- Within the last 2 decades, severe acute respiratory syndrome coronaviruses 1 and 2 (SARS-CoV-1 and SARS-CoV-2) have caused two major outbreaks; yet, for reasons not fully understood, the coronavirus disease 2019 pandemic caused by SARS-CoV-2 has been significantly more widespread than the 2003 SARS epidemic caused by SARS-CoV-1, despite striking similarities between these two viruses. The SARS-CoV-1 and SARS-CoV-2 spike proteins, both of which bind to host cell angiotensin-converting enzyme 2, have been implied to be a potential source of their differential transmissibility.
- The D614G mutation in the spike protein of SARS-CoV-2 alters the fitness of the virus, leading to the dominant form observed in the COVID-19 pandemic. However, the molecular basis of the mechanism by which this mutation enhances fitness is not clear. Here we demonstrated by cryo-electron microscopy that the D614G mutation resulted in increased propensity of multiple receptor-binding domains (RBDs) in an upward conformation poised for host receptor binding. Multiple substates within the one RBD-up or two RBD-up conformational space were determined.

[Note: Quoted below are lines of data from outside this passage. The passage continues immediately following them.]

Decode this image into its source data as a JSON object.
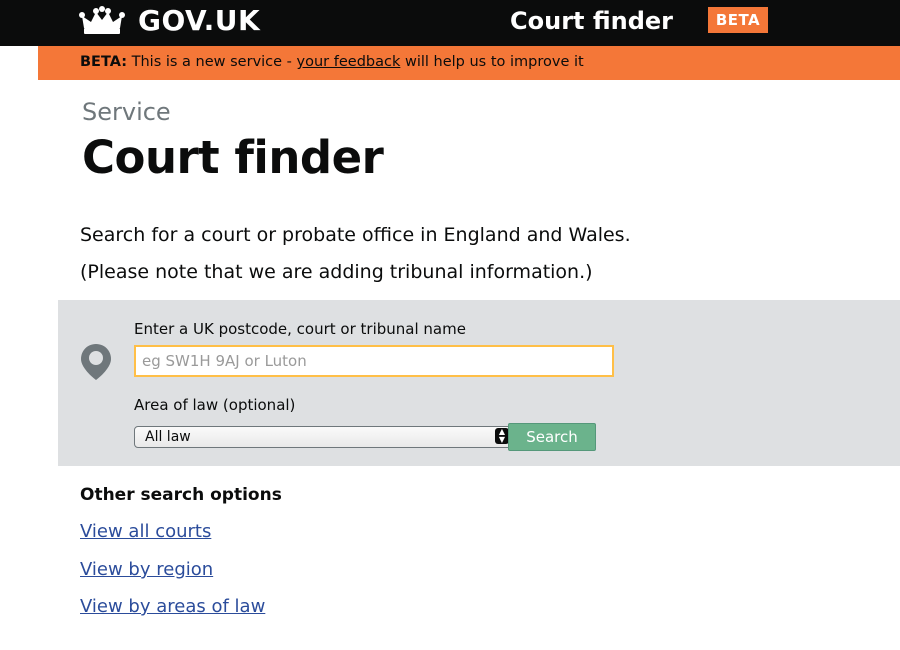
{
  "header": {
    "logo_text": "GOV.UK",
    "crown_icon": "crown-icon",
    "app_name": "Court finder",
    "beta_tag": "BETA"
  },
  "phase_banner": {
    "label": "BETA:",
    "text_before": "This is a new service -",
    "link_text": "your feedback",
    "text_after": "will help us to improve it"
  },
  "page": {
    "caption": "Service",
    "title": "Court finder",
    "lede1": "Search for a court or probate office in England and Wales.",
    "lede2": "(Please note that we are adding tribunal information.)"
  },
  "search": {
    "icon": "map-pin-icon",
    "label": "Enter a UK postcode, court or tribunal name",
    "placeholder": "eg SW1H 9AJ or Luton",
    "value": "",
    "area_label": "Area of law (optional)",
    "area_selected": "All law",
    "button_label": "Search"
  },
  "other": {
    "heading": "Other search options",
    "links": [
      "View all courts",
      "View by region",
      "View by areas of law"
    ]
  },
  "colors": {
    "header_bg": "#0b0c0c",
    "beta_orange": "#f47738",
    "panel_grey": "#dee0e2",
    "focus_yellow": "#ffbf47",
    "button_green": "#6bb38c",
    "link_blue": "#2b4c9b"
  }
}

- The seasonal nature of outbreaks of respiratory viral infections with increased transmission during low temperatures has been well established. Accordingly, temperature has been suggested to play a role on the viability and transmissibility of SARS-CoV-2, the virus responsible for the COVID-19 pandemic. The receptor-binding domain (RBD) of the Spike glycoprotein is known to bind to its host receptor angiotensin-converting enzyme 2 (ACE2) to initiate viral fusion. Using biochemical, biophysical, and functional assays to dissect the effect of temperature on the receptor–Spike interaction, we observed a significant and stepwise increase in RBD-ACE2 affinity at low temperatures, resulting in slower dissociation kinetics.
- Coronavirus disease 2019 (COVID-19), caused by severe acute respiratory syndrome coronavirus 2 (SARS-CoV-2), has developed into a global pandemic since its first outbreak in the winter of 2019. An extensive investigation of SARS-CoV-2 is critical for disease control. Various recombinant monoclonal antibodies of human origin that neutralize SARS-CoV-2 infection have been isolated from convalescent patients and will be applied as therapies and prophylaxis. However, the need for dedicated monoclonal antibodies suitable for molecular pathology research is not fully addressed.
- Transmission of Severe Acute Respiratory Syndrome Coronavirus 2 from humans to animals has been reported for many domesticated species, including farmed minks. The identification of novel spike gene mutations appearing in minks has raised major concerns about potential immune evasion and challenges for the global vaccine strategy. One genetic variant, known as “cluster five,” arose among farmed minks in Denmark and resulted in a complete shutdown of the world’s largest mink production. However, the functional properties of this new variant are not established.
- The severe acute respiratory syndrome coronavirus 2 (SARS-CoV-2), the causative agent of the COVID-19 global pandemic, utilizes the host receptor angiotensin-converting enzyme 2 (ACE2) for viral entry. However, other host factors might also play important roles in SARS-CoV-2 infection, providing new directions for antiviral treatments. GRP78 is a stress-inducible chaperone important for entry and infectivity for many viruses. Recent molecular docking analyses revealed putative interaction between GRP78 and the receptor-binding domain (RBD) of the SARS-CoV-2 Spike protein (SARS-2-S).